═════ Extracted entries

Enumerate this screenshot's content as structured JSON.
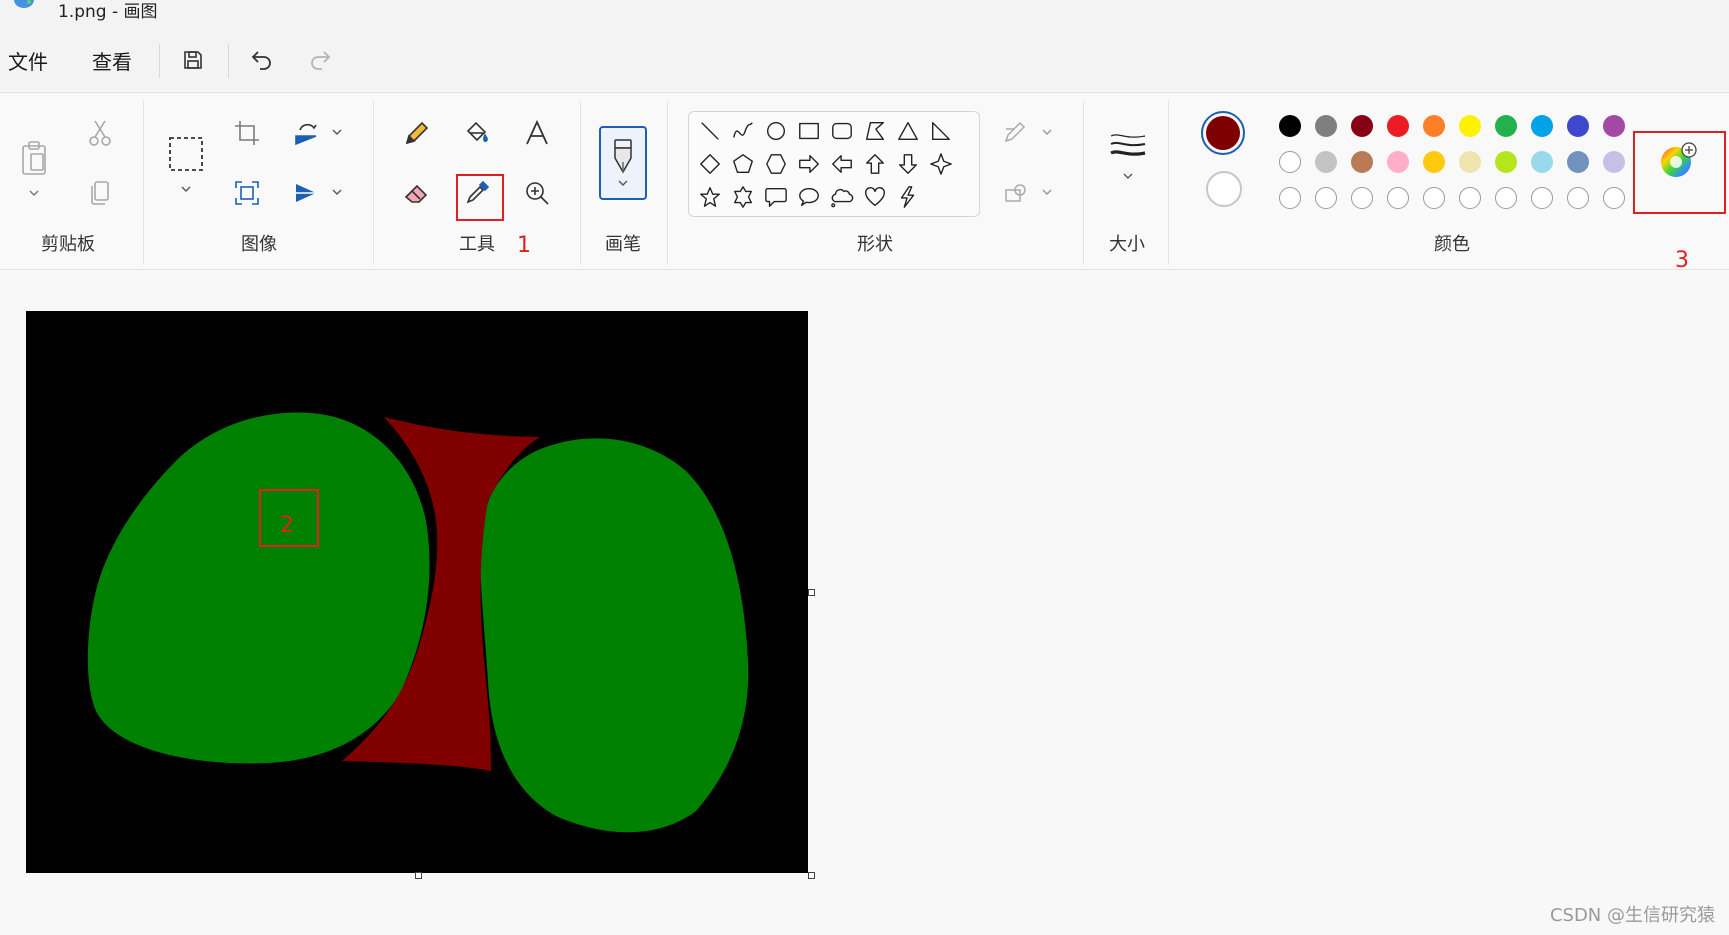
{
  "window": {
    "title": "1.png - 画图",
    "app_icon": "paint-palette-icon"
  },
  "menu": {
    "file": "文件",
    "view": "查看"
  },
  "quick_access": {
    "save_icon": "save-icon",
    "undo_icon": "undo-icon",
    "redo_icon": "redo-icon"
  },
  "ribbon": {
    "groups": {
      "clipboard": "剪贴板",
      "image": "图像",
      "tools": "工具",
      "brushes": "画笔",
      "shapes": "形状",
      "size": "大小",
      "colors": "颜色"
    },
    "clipboard_icons": [
      "paste-icon",
      "cut-icon",
      "copy-icon"
    ],
    "image_icons": [
      "select-icon",
      "crop-icon",
      "resize-icon",
      "rotate-icon",
      "flip-icon"
    ],
    "tool_icons": [
      "pencil-icon",
      "fill-icon",
      "text-icon",
      "eraser-icon",
      "color-picker-icon",
      "magnifier-icon"
    ],
    "shape_icons": [
      "line",
      "curve",
      "oval",
      "rectangle",
      "rounded-rectangle",
      "polygon",
      "triangle",
      "right-triangle",
      "diamond",
      "pentagon",
      "hexagon",
      "right-arrow",
      "left-arrow",
      "up-arrow",
      "down-arrow",
      "four-point-star",
      "five-point-star",
      "six-point-star",
      "rounded-callout",
      "oval-callout",
      "cloud-callout",
      "heart",
      "lightning"
    ],
    "primary_color": "#7f0000",
    "secondary_color": "#ffffff",
    "palette_row1": [
      "#000000",
      "#7f7f7f",
      "#880015",
      "#ed1c24",
      "#ff7f27",
      "#fff200",
      "#22b14c",
      "#00a2e8",
      "#3f48cc",
      "#a349a4"
    ],
    "palette_row2": [
      "#ffffff",
      "#c3c3c3",
      "#b97a57",
      "#ffaec9",
      "#ffc90e",
      "#efe4b0",
      "#b5e61d",
      "#99d9ea",
      "#7092be",
      "#c8bfe7"
    ],
    "palette_row3_empty": 10,
    "edit_colors_icon": "color-wheel-icon"
  },
  "annotations": {
    "tool_marker": "1",
    "canvas_marker": "2",
    "color_marker": "3",
    "color": "#e02020"
  },
  "canvas": {
    "background": "#000000",
    "blob_color": "#008000",
    "wedge_color": "#800000"
  },
  "watermark": "CSDN @生信研究猿"
}
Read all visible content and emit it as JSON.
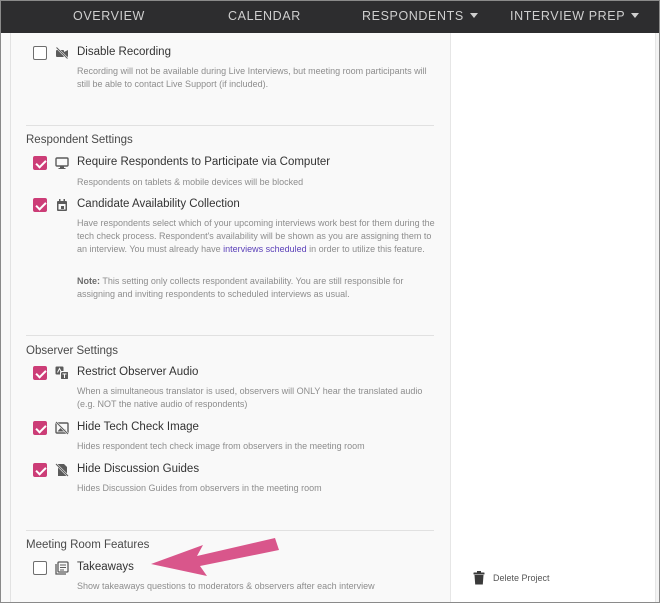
{
  "nav": {
    "overview": "OVERVIEW",
    "calendar": "CALENDAR",
    "respondents": "RESPONDENTS",
    "interview_prep": "INTERVIEW PREP"
  },
  "options": {
    "disable_recording": {
      "label": "Disable Recording",
      "checked": false,
      "icon": "video-off-icon",
      "desc": "Recording will not be available during Live Interviews, but meeting room participants will still be able to contact Live Support (if included)."
    },
    "require_computer": {
      "label": "Require Respondents to Participate via Computer",
      "checked": true,
      "icon": "monitor-icon",
      "desc": "Respondents on tablets & mobile devices will be blocked"
    },
    "availability": {
      "label": "Candidate Availability Collection",
      "checked": true,
      "icon": "calendar-icon",
      "desc_before": "Have respondents select which of your upcoming interviews work best for them during the tech check process. Respondent's availability will be shown as you are assigning them to an interview. You must already have ",
      "desc_link": "interviews scheduled",
      "desc_after": " in order to utilize this feature.",
      "note_label": "Note:",
      "note_text": " This setting only collects respondent availability. You are still responsible for assigning and inviting respondents to scheduled interviews as usual."
    },
    "restrict_audio": {
      "label": "Restrict Observer Audio",
      "checked": true,
      "icon": "translate-icon",
      "desc": "When a simultaneous translator is used, observers will ONLY hear the translated audio (e.g. NOT the native audio of respondents)"
    },
    "hide_tech_check": {
      "label": "Hide Tech Check Image",
      "checked": true,
      "icon": "image-off-icon",
      "desc": "Hides respondent tech check image from observers in the meeting room"
    },
    "hide_guides": {
      "label": "Hide Discussion Guides",
      "checked": true,
      "icon": "document-off-icon",
      "desc": "Hides Discussion Guides from observers in the meeting room"
    },
    "takeaways": {
      "label": "Takeaways",
      "checked": false,
      "icon": "notes-icon",
      "desc": "Show takeaways questions to moderators & observers after each interview"
    }
  },
  "sections": {
    "respondent": "Respondent Settings",
    "observer": "Observer Settings",
    "meeting_room": "Meeting Room Features"
  },
  "sidebar": {
    "delete_label": "Delete Project"
  },
  "colors": {
    "accent": "#cc3d77",
    "nav_bg": "#2d2d2f",
    "arrow": "#d9568b",
    "link": "#5a3fb8"
  }
}
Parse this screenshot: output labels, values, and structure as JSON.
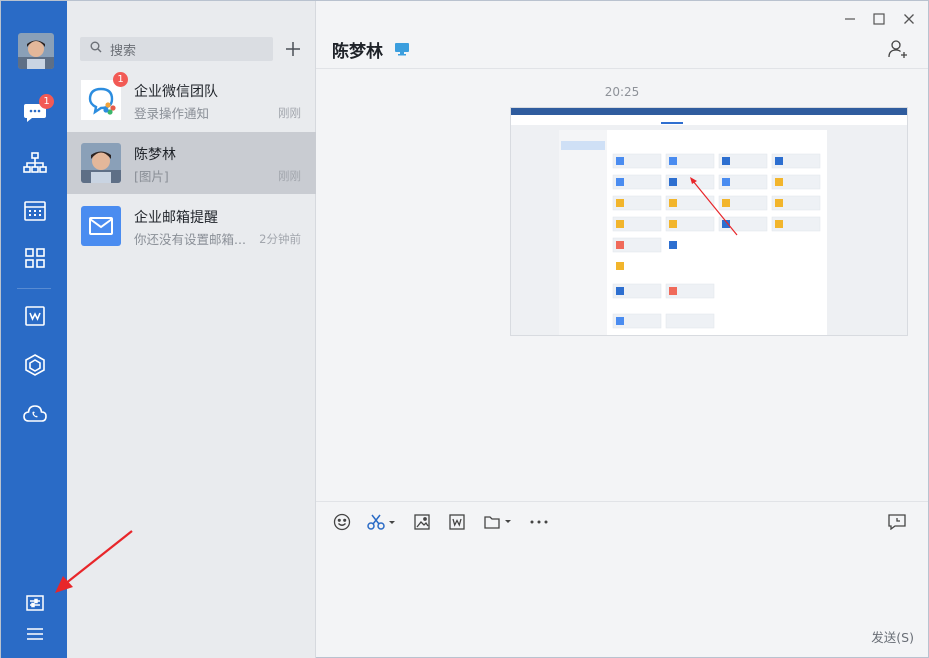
{
  "sidebar": {
    "chat_badge": "1"
  },
  "search": {
    "placeholder": "搜索"
  },
  "conversations": [
    {
      "name": "企业微信团队",
      "preview": "登录操作通知",
      "time": "刚刚",
      "badge": "1"
    },
    {
      "name": "陈梦林",
      "preview": "[图片]",
      "time": "刚刚"
    },
    {
      "name": "企业邮箱提醒",
      "preview": "你还没有设置邮箱...",
      "time": "2分钟前"
    }
  ],
  "chat": {
    "title": "陈梦林",
    "message_time": "20:25",
    "send_label": "发送(S)"
  },
  "colors": {
    "rail": "#2a6bc6",
    "badge": "#f25a55",
    "mail_icon": "#4a8cf0",
    "annotation_arrow": "#e8262a"
  }
}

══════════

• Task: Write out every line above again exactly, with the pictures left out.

• Exercise output:
Enumerate this screenshot's content as structured JSON.
{
  "window": {
    "title": "1.png - 画图",
    "app_icon": "paint-palette-icon"
  },
  "menu": {
    "file": "文件",
    "view": "查看"
  },
  "quick_access": {
    "save_icon": "save-icon",
    "undo_icon": "undo-icon",
    "redo_icon": "redo-icon"
  },
  "ribbon": {
    "groups": {
      "clipboard": "剪贴板",
      "image": "图像",
      "tools": "工具",
      "brushes": "画笔",
      "shapes": "形状",
      "size": "大小",
      "colors": "颜色"
    },
    "clipboard_icons": [
      "paste-icon",
      "cut-icon",
      "copy-icon"
    ],
    "image_icons": [
      "select-icon",
      "crop-icon",
      "resize-icon",
      "rotate-icon",
      "flip-icon"
    ],
    "tool_icons": [
      "pencil-icon",
      "fill-icon",
      "text-icon",
      "eraser-icon",
      "color-picker-icon",
      "magnifier-icon"
    ],
    "shape_icons": [
      "line",
      "curve",
      "oval",
      "rectangle",
      "rounded-rectangle",
      "polygon",
      "triangle",
      "right-triangle",
      "diamond",
      "pentagon",
      "hexagon",
      "right-arrow",
      "left-arrow",
      "up-arrow",
      "down-arrow",
      "four-point-star",
      "five-point-star",
      "six-point-star",
      "rounded-callout",
      "oval-callout",
      "cloud-callout",
      "heart",
      "lightning"
    ],
    "primary_color": "#7f0000",
    "secondary_color": "#ffffff",
    "palette_row1": [
      "#000000",
      "#7f7f7f",
      "#880015",
      "#ed1c24",
      "#ff7f27",
      "#fff200",
      "#22b14c",
      "#00a2e8",
      "#3f48cc",
      "#a349a4"
    ],
    "palette_row2": [
      "#ffffff",
      "#c3c3c3",
      "#b97a57",
      "#ffaec9",
      "#ffc90e",
      "#efe4b0",
      "#b5e61d",
      "#99d9ea",
      "#7092be",
      "#c8bfe7"
    ],
    "palette_row3_empty": 10,
    "edit_colors_icon": "color-wheel-icon"
  },
  "annotations": {
    "tool_marker": "1",
    "canvas_marker": "2",
    "color_marker": "3",
    "color": "#e02020"
  },
  "canvas": {
    "background": "#000000",
    "blob_color": "#008000",
    "wedge_color": "#800000"
  },
  "watermark": "CSDN @生信研究猿"
}
Read all visible content and emit it as JSON.
{
  "nav": {
    "overview": "OVERVIEW",
    "calendar": "CALENDAR",
    "respondents": "RESPONDENTS",
    "interview_prep": "INTERVIEW PREP"
  },
  "options": {
    "disable_recording": {
      "label": "Disable Recording",
      "checked": false,
      "icon": "video-off-icon",
      "desc": "Recording will not be available during Live Interviews, but meeting room participants will still be able to contact Live Support (if included)."
    },
    "require_computer": {
      "label": "Require Respondents to Participate via Computer",
      "checked": true,
      "icon": "monitor-icon",
      "desc": "Respondents on tablets & mobile devices will be blocked"
    },
    "availability": {
      "label": "Candidate Availability Collection",
      "checked": true,
      "icon": "calendar-icon",
      "desc_before": "Have respondents select which of your upcoming interviews work best for them during the tech check process. Respondent's availability will be shown as you are assigning them to an interview. You must already have ",
      "desc_link": "interviews scheduled",
      "desc_after": " in order to utilize this feature.",
      "note_label": "Note:",
      "note_text": " This setting only collects respondent availability. You are still responsible for assigning and inviting respondents to scheduled interviews as usual."
    },
    "restrict_audio": {
      "label": "Restrict Observer Audio",
      "checked": true,
      "icon": "translate-icon",
      "desc": "When a simultaneous translator is used, observers will ONLY hear the translated audio (e.g. NOT the native audio of respondents)"
    },
    "hide_tech_check": {
      "label": "Hide Tech Check Image",
      "checked": true,
      "icon": "image-off-icon",
      "desc": "Hides respondent tech check image from observers in the meeting room"
    },
    "hide_guides": {
      "label": "Hide Discussion Guides",
      "checked": true,
      "icon": "document-off-icon",
      "desc": "Hides Discussion Guides from observers in the meeting room"
    },
    "takeaways": {
      "label": "Takeaways",
      "checked": false,
      "icon": "notes-icon",
      "desc": "Show takeaways questions to moderators & observers after each interview"
    }
  },
  "sections": {
    "respondent": "Respondent Settings",
    "observer": "Observer Settings",
    "meeting_room": "Meeting Room Features"
  },
  "sidebar": {
    "delete_label": "Delete Project"
  },
  "colors": {
    "accent": "#cc3d77",
    "nav_bg": "#2d2d2f",
    "arrow": "#d9568b",
    "link": "#5a3fb8"
  }
}
Parse this screenshot: output labels, values, and structure as JSON.
{
  "sidebar": {
    "chat_badge": "1"
  },
  "search": {
    "placeholder": "搜索"
  },
  "conversations": [
    {
      "name": "企业微信团队",
      "preview": "登录操作通知",
      "time": "刚刚",
      "badge": "1"
    },
    {
      "name": "陈梦林",
      "preview": "[图片]",
      "time": "刚刚"
    },
    {
      "name": "企业邮箱提醒",
      "preview": "你还没有设置邮箱...",
      "time": "2分钟前"
    }
  ],
  "chat": {
    "title": "陈梦林",
    "message_time": "20:25",
    "send_label": "发送(S)"
  },
  "colors": {
    "rail": "#2a6bc6",
    "badge": "#f25a55",
    "mail_icon": "#4a8cf0",
    "annotation_arrow": "#e8262a"
  }
}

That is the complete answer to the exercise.